(New Philadelphia, Ohio) – Tobacco point-of-sale advertising, particularly in retailers surrounding schools, is associated with youth tobacco use.
A new study, “Changes in Tobacco Product Advertising at Point of Sale: 2015-2018,” in the June 2020 Pediatrics (published online May 21), found changes observed for each product’s advertising reflect national youth use rates of each tobacco product: cigarettes, cigars, smokeless tobacco, and e-cigarettes.

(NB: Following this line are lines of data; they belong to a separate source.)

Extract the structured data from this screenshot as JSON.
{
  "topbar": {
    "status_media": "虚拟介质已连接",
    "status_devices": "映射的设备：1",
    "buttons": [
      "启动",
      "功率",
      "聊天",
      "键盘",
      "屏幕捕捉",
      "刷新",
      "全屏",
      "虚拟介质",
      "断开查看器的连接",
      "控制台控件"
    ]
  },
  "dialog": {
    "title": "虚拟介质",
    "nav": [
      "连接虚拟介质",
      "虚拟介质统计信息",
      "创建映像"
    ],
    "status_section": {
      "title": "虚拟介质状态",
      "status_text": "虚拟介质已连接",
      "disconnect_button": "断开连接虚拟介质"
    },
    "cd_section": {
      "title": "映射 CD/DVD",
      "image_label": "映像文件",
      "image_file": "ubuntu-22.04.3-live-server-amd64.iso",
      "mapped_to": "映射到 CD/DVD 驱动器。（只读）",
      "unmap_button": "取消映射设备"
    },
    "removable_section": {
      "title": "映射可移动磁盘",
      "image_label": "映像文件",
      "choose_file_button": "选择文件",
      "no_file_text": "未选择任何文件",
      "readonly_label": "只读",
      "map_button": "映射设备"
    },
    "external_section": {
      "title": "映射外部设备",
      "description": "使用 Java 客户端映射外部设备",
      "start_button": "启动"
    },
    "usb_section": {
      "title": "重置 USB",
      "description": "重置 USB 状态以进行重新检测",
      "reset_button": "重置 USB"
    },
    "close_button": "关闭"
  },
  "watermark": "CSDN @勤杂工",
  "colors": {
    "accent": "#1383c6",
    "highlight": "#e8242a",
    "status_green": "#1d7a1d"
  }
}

For example, e-cigarette advertising both inside and outside of retailers declined through 2017, but began to increase in 2018. National Youth Tobacco Survey data shows that e-cigarette use among high school students dropped from 16% in 2015 to 11.7% in 2017, but increased by 78% in 2018 to reach 20.8%. Researchers visited 141 licensed tobacco retailers operating within a half-mile buffer of 41 randomly selected New Jersey high schools starting in 2015 and returning through 2018 to track the presence of ads on the exterior and interior of the stores.
Cigarettes were advertised on the outside of more than half of the visited tobacco retailers. Chain convenience stores had the most exterior tobacco advertising compared to all other types of stores, and these chain stores were the primary drivers of exterior tobacco advertising near schools.
Researchers concluded that youth are affected by exposure to tobacco ads at point of sale, but additional research in other parts of the country or at a national level could lead to more robust conclusions about how store tobacco ads impact US youth, building evidence for regulatory efforts to minimize youth exposure to tobacco marketing, and ultimately reduce youth tobacco use.